[Excerpts from a dataset]

........

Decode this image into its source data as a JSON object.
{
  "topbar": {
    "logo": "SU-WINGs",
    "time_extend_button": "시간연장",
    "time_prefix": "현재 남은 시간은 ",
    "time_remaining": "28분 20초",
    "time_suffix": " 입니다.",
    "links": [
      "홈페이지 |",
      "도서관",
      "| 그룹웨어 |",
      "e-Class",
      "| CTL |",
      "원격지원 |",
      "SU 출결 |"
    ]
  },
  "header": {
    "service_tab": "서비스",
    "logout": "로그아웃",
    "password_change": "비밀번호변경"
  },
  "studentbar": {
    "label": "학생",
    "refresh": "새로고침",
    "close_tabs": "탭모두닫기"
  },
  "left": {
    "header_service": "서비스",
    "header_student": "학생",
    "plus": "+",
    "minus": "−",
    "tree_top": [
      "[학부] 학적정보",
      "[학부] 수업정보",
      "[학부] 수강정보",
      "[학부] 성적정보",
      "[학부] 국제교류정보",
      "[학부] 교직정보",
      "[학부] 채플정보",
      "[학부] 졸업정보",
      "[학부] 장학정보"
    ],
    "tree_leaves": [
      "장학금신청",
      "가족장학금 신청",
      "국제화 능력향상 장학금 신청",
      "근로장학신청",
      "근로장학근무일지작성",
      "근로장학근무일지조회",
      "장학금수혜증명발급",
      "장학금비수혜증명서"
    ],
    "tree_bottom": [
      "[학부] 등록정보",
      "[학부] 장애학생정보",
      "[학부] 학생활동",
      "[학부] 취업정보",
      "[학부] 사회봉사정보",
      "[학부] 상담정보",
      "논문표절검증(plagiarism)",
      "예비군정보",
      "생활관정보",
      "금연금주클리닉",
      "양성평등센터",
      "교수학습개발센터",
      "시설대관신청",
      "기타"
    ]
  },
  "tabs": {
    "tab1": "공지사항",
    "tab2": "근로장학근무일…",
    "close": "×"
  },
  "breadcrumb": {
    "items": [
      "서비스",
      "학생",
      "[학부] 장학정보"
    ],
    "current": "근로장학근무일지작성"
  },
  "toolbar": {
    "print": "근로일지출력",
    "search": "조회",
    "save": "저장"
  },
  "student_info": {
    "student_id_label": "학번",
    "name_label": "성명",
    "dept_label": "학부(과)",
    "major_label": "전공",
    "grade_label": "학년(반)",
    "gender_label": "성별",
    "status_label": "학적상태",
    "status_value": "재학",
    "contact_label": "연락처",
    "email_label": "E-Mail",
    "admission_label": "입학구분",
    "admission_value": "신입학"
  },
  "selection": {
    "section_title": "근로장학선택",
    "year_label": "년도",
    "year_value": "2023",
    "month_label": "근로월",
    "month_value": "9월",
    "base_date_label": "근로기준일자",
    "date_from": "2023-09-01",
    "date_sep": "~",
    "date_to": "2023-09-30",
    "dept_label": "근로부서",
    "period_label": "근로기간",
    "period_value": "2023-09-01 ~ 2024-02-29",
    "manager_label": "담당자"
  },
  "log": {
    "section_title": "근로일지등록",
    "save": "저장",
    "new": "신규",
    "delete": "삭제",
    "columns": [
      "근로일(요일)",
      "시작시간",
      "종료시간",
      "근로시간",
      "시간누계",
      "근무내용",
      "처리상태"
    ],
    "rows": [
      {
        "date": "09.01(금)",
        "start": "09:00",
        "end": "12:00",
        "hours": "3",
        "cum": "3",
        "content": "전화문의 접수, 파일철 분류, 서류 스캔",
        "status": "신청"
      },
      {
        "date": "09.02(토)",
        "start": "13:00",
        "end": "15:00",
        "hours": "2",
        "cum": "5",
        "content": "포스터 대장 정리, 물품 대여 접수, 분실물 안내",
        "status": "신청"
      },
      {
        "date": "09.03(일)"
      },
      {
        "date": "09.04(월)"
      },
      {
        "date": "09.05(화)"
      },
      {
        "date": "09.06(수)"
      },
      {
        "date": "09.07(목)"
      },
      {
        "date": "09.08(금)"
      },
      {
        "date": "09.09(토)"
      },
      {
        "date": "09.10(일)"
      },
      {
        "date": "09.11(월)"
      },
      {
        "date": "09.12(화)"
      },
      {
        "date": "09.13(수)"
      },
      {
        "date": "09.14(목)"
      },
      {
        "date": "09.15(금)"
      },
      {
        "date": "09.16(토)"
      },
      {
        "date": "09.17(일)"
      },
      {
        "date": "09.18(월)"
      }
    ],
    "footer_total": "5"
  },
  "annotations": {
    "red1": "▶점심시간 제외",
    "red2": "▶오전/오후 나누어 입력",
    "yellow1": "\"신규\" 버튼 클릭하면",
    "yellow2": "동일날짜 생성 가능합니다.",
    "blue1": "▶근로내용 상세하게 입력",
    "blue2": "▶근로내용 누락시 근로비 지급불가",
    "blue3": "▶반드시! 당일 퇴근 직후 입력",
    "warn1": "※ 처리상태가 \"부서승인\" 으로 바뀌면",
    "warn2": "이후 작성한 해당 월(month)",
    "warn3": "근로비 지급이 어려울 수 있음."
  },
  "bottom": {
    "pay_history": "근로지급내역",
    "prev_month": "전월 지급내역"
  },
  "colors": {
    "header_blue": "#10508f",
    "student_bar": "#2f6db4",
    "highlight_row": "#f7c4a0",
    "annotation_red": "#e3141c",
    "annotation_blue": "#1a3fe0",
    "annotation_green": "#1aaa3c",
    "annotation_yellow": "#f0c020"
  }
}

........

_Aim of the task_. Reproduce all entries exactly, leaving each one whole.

_Solution to the problem_.
Decode this image into its source data as a JSON object.
{
  "topbar": {
    "logo": "SU-WINGs",
    "time_extend_button": "시간연장",
    "time_prefix": "현재 남은 시간은 ",
    "time_remaining": "28분 20초",
    "time_suffix": " 입니다.",
    "links": [
      "홈페이지 |",
      "도서관",
      "| 그룹웨어 |",
      "e-Class",
      "| CTL |",
      "원격지원 |",
      "SU 출결 |"
    ]
  },
  "header": {
    "service_tab": "서비스",
    "logout": "로그아웃",
    "password_change": "비밀번호변경"
  },
  "studentbar": {
    "label": "학생",
    "refresh": "새로고침",
    "close_tabs": "탭모두닫기"
  },
  "left": {
    "header_service": "서비스",
    "header_student": "학생",
    "plus": "+",
    "minus": "−",
    "tree_top": [
      "[학부] 학적정보",
      "[학부] 수업정보",
      "[학부] 수강정보",
      "[학부] 성적정보",
      "[학부] 국제교류정보",
      "[학부] 교직정보",
      "[학부] 채플정보",
      "[학부] 졸업정보",
      "[학부] 장학정보"
    ],
    "tree_leaves": [
      "장학금신청",
      "가족장학금 신청",
      "국제화 능력향상 장학금 신청",
      "근로장학신청",
      "근로장학근무일지작성",
      "근로장학근무일지조회",
      "장학금수혜증명발급",
      "장학금비수혜증명서"
    ],
    "tree_bottom": [
      "[학부] 등록정보",
      "[학부] 장애학생정보",
      "[학부] 학생활동",
      "[학부] 취업정보",
      "[학부] 사회봉사정보",
      "[학부] 상담정보",
      "논문표절검증(plagiarism)",
      "예비군정보",
      "생활관정보",
      "금연금주클리닉",
      "양성평등센터",
      "교수학습개발센터",
      "시설대관신청",
      "기타"
    ]
  },
  "tabs": {
    "tab1": "공지사항",
    "tab2": "근로장학근무일…",
    "close": "×"
  },
  "breadcrumb": {
    "items": [
      "서비스",
      "학생",
      "[학부] 장학정보"
    ],
    "current": "근로장학근무일지작성"
  },
  "toolbar": {
    "print": "근로일지출력",
    "search": "조회",
    "save": "저장"
  },
  "student_info": {
    "student_id_label": "학번",
    "name_label": "성명",
    "dept_label": "학부(과)",
    "major_label": "전공",
    "grade_label": "학년(반)",
    "gender_label": "성별",
    "status_label": "학적상태",
    "status_value": "재학",
    "contact_label": "연락처",
    "email_label": "E-Mail",
    "admission_label": "입학구분",
    "admission_value": "신입학"
  },
  "selection": {
    "section_title": "근로장학선택",
    "year_label": "년도",
    "year_value": "2023",
    "month_label": "근로월",
    "month_value": "9월",
    "base_date_label": "근로기준일자",
    "date_from": "2023-09-01",
    "date_sep": "~",
    "date_to": "2023-09-30",
    "dept_label": "근로부서",
    "period_label": "근로기간",
    "period_value": "2023-09-01 ~ 2024-02-29",
    "manager_label": "담당자"
  },
  "log": {
    "section_title": "근로일지등록",
    "save": "저장",
    "new": "신규",
    "delete": "삭제",
    "columns": [
      "근로일(요일)",
      "시작시간",
      "종료시간",
      "근로시간",
      "시간누계",
      "근무내용",
      "처리상태"
    ],
    "rows": [
      {
        "date": "09.01(금)",
        "start": "09:00",
        "end": "12:00",
        "hours": "3",
        "cum": "3",
        "content": "전화문의 접수, 파일철 분류, 서류 스캔",
        "status": "신청"
      },
      {
        "date": "09.02(토)",
        "start": "13:00",
        "end": "15:00",
        "hours": "2",
        "cum": "5",
        "content": "포스터 대장 정리, 물품 대여 접수, 분실물 안내",
        "status": "신청"
      },
      {
        "date": "09.03(일)"
      },
      {
        "date": "09.04(월)"
      },
      {
        "date": "09.05(화)"
      },
      {
        "date": "09.06(수)"
      },
      {
        "date": "09.07(목)"
      },
      {
        "date": "09.08(금)"
      },
      {
        "date": "09.09(토)"
      },
      {
        "date": "09.10(일)"
      },
      {
        "date": "09.11(월)"
      },
      {
        "date": "09.12(화)"
      },
      {
        "date": "09.13(수)"
      },
      {
        "date": "09.14(목)"
      },
      {
        "date": "09.15(금)"
      },
      {
        "date": "09.16(토)"
      },
      {
        "date": "09.17(일)"
      },
      {
        "date": "09.18(월)"
      }
    ],
    "footer_total": "5"
  },
  "annotations": {
    "red1": "▶점심시간 제외",
    "red2": "▶오전/오후 나누어 입력",
    "yellow1": "\"신규\" 버튼 클릭하면",
    "yellow2": "동일날짜 생성 가능합니다.",
    "blue1": "▶근로내용 상세하게 입력",
    "blue2": "▶근로내용 누락시 근로비 지급불가",
    "blue3": "▶반드시! 당일 퇴근 직후 입력",
    "warn1": "※ 처리상태가 \"부서승인\" 으로 바뀌면",
    "warn2": "이후 작성한 해당 월(month)",
    "warn3": "근로비 지급이 어려울 수 있음."
  },
  "bottom": {
    "pay_history": "근로지급내역",
    "prev_month": "전월 지급내역"
  },
  "colors": {
    "header_blue": "#10508f",
    "student_bar": "#2f6db4",
    "highlight_row": "#f7c4a0",
    "annotation_red": "#e3141c",
    "annotation_blue": "#1a3fe0",
    "annotation_green": "#1aaa3c",
    "annotation_yellow": "#f0c020"
  }
}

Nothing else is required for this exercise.